What is a Colt Hynes?
— Mike Petriello (@mike_petriello) April 6, 2014
The Indians had designated Hynes for assignment on March 30 and needed to do something with him within 10 days of the move. He was drafted in the 31st round of the 2007 MLB Draft by the Padres out of Texas Tech University. Ironically, von Schamann is also a graduate of Texas Tech. He was purchased (basically, traded for money) by the Indians on Oct. 31.
I’m not exactly sure why the Dodgers needed a left-hander who is ticketed for Triple-A and could be recalled on an “as-needed” basis.
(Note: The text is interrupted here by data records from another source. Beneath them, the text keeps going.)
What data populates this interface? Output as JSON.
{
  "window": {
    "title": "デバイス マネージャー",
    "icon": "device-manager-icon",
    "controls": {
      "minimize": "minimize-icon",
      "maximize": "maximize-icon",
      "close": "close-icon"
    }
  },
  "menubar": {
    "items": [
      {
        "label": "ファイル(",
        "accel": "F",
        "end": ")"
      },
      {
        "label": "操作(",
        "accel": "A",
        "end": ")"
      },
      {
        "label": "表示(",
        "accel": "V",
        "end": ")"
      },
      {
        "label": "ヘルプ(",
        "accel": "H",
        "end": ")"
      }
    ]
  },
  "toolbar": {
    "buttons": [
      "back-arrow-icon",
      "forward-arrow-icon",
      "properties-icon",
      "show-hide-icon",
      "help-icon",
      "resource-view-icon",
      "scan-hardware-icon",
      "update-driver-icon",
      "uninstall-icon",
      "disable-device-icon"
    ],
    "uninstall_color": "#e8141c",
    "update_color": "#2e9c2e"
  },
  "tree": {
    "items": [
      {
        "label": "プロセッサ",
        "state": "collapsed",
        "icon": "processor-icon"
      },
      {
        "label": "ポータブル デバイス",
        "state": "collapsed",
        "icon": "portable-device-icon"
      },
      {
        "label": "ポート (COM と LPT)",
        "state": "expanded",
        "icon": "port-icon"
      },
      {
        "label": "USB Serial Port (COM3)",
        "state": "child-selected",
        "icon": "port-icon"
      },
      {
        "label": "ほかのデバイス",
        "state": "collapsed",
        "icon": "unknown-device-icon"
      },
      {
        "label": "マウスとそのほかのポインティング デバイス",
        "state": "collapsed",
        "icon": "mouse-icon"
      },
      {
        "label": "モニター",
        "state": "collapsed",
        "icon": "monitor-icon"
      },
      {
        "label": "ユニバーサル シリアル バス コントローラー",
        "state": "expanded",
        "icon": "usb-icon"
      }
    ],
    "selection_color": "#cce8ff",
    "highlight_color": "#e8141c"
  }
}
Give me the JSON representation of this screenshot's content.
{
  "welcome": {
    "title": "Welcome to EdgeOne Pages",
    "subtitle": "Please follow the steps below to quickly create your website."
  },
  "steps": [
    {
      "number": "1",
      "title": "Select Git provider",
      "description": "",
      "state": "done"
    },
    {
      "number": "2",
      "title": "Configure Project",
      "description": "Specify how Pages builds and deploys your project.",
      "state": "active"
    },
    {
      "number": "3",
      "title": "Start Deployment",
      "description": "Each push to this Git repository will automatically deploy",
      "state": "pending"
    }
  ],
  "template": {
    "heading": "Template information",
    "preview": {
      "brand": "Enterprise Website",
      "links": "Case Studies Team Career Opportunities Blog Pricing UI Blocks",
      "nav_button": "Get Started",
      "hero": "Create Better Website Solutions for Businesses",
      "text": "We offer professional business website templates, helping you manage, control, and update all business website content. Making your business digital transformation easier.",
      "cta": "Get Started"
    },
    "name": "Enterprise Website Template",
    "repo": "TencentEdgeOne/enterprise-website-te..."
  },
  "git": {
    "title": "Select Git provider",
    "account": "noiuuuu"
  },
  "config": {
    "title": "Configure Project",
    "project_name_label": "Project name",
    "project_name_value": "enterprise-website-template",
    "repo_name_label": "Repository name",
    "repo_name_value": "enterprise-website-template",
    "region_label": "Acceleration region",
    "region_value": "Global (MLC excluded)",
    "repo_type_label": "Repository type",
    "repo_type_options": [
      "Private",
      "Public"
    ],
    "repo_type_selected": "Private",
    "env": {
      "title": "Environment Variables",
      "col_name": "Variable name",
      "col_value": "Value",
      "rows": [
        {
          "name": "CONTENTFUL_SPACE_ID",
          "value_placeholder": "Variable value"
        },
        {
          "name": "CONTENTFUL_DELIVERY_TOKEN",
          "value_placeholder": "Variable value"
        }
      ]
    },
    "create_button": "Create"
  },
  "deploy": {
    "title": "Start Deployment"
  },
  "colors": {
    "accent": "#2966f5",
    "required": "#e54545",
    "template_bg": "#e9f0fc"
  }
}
But this does make you wonder (slightly) about the health of Paco Rodriguez and/or J.P. Howell.
Hynes is a fastball-slider-changeup pitcher — or, at least he was in his 17 innings with the Padres in 2013. His fastball averaged 89.9 MPH (53.2 percent usage), his slider 81.2 MPH (40.9 percent) and his changeup 85.1 MPH (5.8 percent). So, like many sidewinding lefties who don’t face righties, he’s a fastball-slider guy.
Hynes has exhibited some good control in the minors, posting a 2.1 walks per nine innings rate and a 3.36 strikeout-to-walk ratio. But the sidearming lefty isn’t much of a swing-and-miss pitcher, as he struck out 7.1 batters per nine innings in his 501 1/3 career minor-league innings. In fact, he posted a ridiculous 58:2 K/BB ratio in 47 1/3 innings between Double-A San Antonio (former Dodger affiliate) and Triple-A Tucson.
The Dodgers designated Mike Baxter for assignment to make room on the 40-man roster, which is again full-up.
The Dodgers lose a potential back-of-the-rotation workhorse in the 23-year-old von Schamann. A big guy (6’5, 220-plus pounds) who had a really good 2014 debut with the Lookouts on Friday (7 IP, 2 H, 0 R, 0 BB, 2 K), von Schamann was expected to anchor the Chattanooga rotation for most of the season. The 2012 15th-round draftee profiles as a ground ball pitcher with little swing-and-miss ability, but he hasn’t gotten as many ground balls as was expected.
He was my No. 18 prospect heading into the season. This is what i wrote about him:
“An easy 80 name to go along with Pratt Maynard, von Schamann is one of the better ‘pitchers’ in the Dodgers’ system. Drafted as a college senior, he’s more mature than most coming out of college, and it shows on the mound. He doesn’t have plus-stuff, but he knows what to do with his pitches. His 88-90 MPH fastball has some sink to it. When he’s going well, he locates it where he wants. He also has a curveball that is a little loopy, but also has an 11-5 break. His changeup is fringy and in the upper-70s-to-low-80s.
His delivery is clean and he repeats it well. He has some of the best control and command in the system. He’s not afraid to throw any pitch in any count because of his plus-control. As a big guy, one would expect more velocity. But he’s a smart pitcher who profiles as a back-of-the-rotation starter or a long-reliever. He should go back to Chattanooga in 2014.”
Yes, the 80 name loss is the biggest one of all (even if I mistakenly omitted him from my list). He was touching the low-90s on the back fields at Camelback Ranch this year, so perhaps he added some velocity to his fastball.
We’ll see how this deal works out of the Dodgers. I just don’t understand the need for Hynes and why it took von Schamann to acquire him — especially since he was DFA’d.
In all likelihood, the Dodgers won’t miss von Schamann. But, as the old saying goes, you can never have too much starting pitching. I’d be somewhat surprised if von Schamann doesn’t at least make a few big league starts in his career.